communication with one of the prosecutors while imposing the death
sentence and the prosecutors had improperly withheld 37 German witness
statements from the defense. As a result, Mr. Riechmannís death sentence
was vacated, and a re-sentencing was ordered. On appeal to the Florida
Supreme Court, the denial of a new trial and the decision granting a re-sentencing
were both affirmed.
Meanwhile, a German journalist,
Peter Mueller, began to investigate the case. On August 25, 1998, Mr.
Mueller interviewed a person by the name of Mark Dugen. During the
interview, Mr. Dugen described how a large rental car with two white
occupants had stopped on 63rd Street, near Biscayne Blvd. Mr. Dugen was
in the neighborhood selling drugs. Mr. Dugen assumed the occupants of
the car wanted to purchase drugs, so he approached the car. He noticed
that the occupants were wearing lots of jewelry. They "got like really
nervous and got like really freaked out." Mr. Dugen decided to rob them.
He pulled a gun out. He fired a shot and the car sped away. On December
10, 1998, Peter Muellerís radio broadcast of the Dugen interview was
published on German radio.
Mr. Mueller continued his
investigation even after broadcasting Mr. Dugenís confession to this
murder. In 2000, he was able to locate the jailhouse informant who had
claimed to be a former KGB agent, Walter Smykowski. In November of 2000,
Mr. Mueller conducted a video interview of Mr. Smykowski in which Mr.
Smykowski admitted that his testimony at Mr. Riechmannís trial was false.
Thereafter, Mr. Mueller prepared
a television documentary of his investigation of the Riechmann case.

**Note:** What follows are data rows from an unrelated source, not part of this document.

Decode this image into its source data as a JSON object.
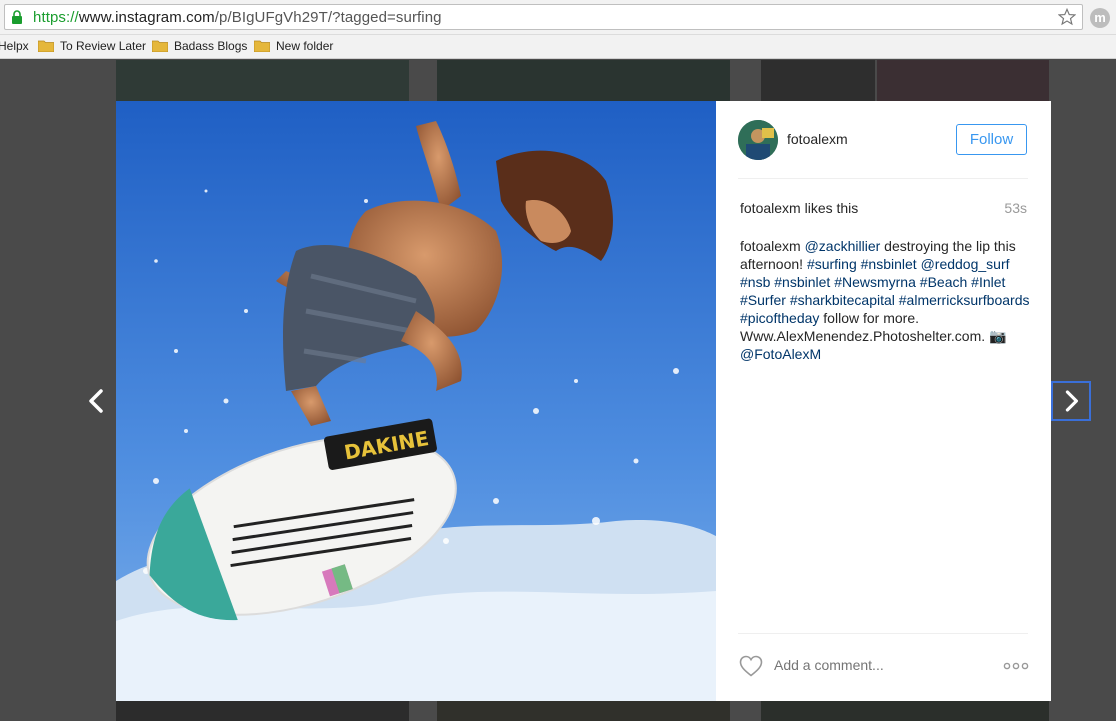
{
  "browser": {
    "url_scheme": "https://",
    "url_host": "www.instagram.com",
    "url_path": "/p/BIgUFgVh29T/?tagged=surfing",
    "profile_initial": "m",
    "bookmarks": [
      {
        "label": "Helpx",
        "folder": false
      },
      {
        "label": "To Review Later",
        "folder": true
      },
      {
        "label": "Badass Blogs",
        "folder": true
      },
      {
        "label": "New folder",
        "folder": true
      }
    ]
  },
  "post": {
    "username": "fotoalexm",
    "follow_label": "Follow",
    "likes_user": "fotoalexm",
    "likes_text": " likes this",
    "time_ago": "53s",
    "caption_user": "fotoalexm",
    "caption_parts": [
      {
        "text": "@zackhillier",
        "tag": true
      },
      {
        "text": " destroying the lip this afternoon! ",
        "tag": false
      },
      {
        "text": "#surfing",
        "tag": true
      },
      {
        "text": " ",
        "tag": false
      },
      {
        "text": "#nsbinlet",
        "tag": true
      },
      {
        "text": " ",
        "tag": false
      },
      {
        "text": "@reddog_surf",
        "tag": true
      },
      {
        "text": " ",
        "tag": false
      },
      {
        "text": "#nsb",
        "tag": true
      },
      {
        "text": " ",
        "tag": false
      },
      {
        "text": "#nsbinlet",
        "tag": true
      },
      {
        "text": " ",
        "tag": false
      },
      {
        "text": "#Newsmyrna",
        "tag": true
      },
      {
        "text": " ",
        "tag": false
      },
      {
        "text": "#Beach",
        "tag": true
      },
      {
        "text": " ",
        "tag": false
      },
      {
        "text": "#Inlet",
        "tag": true
      },
      {
        "text": " ",
        "tag": false
      },
      {
        "text": "#Surfer",
        "tag": true
      },
      {
        "text": " ",
        "tag": false
      },
      {
        "text": "#sharkbitecapital",
        "tag": true
      },
      {
        "text": " ",
        "tag": false
      },
      {
        "text": "#almerricksurfboards",
        "tag": true
      },
      {
        "text": " ",
        "tag": false
      },
      {
        "text": "#picoftheday",
        "tag": true
      },
      {
        "text": " follow for more. Www.AlexMenendez.Photoshelter.com. 📷 ",
        "tag": false
      },
      {
        "text": "@FotoAlexM",
        "tag": true
      }
    ],
    "comment_placeholder": "Add a comment...",
    "board_brand": "DAKINE"
  },
  "colors": {
    "accent": "#3897f0",
    "hashtag": "#003569",
    "overlay": "#4a4a4a",
    "sky": "#3f7fd9"
  },
  "icons": [
    "lock-icon",
    "star-icon",
    "folder-icon",
    "heart-icon",
    "more-icon",
    "chevron-left-icon",
    "chevron-right-icon"
  ]
}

It
was broadcast on German television.
Mr. Riechmann has filed a motion
for a new trial relying in part upon the German radio and television
broadcasts and the new information uncovered by Mr. Mueller.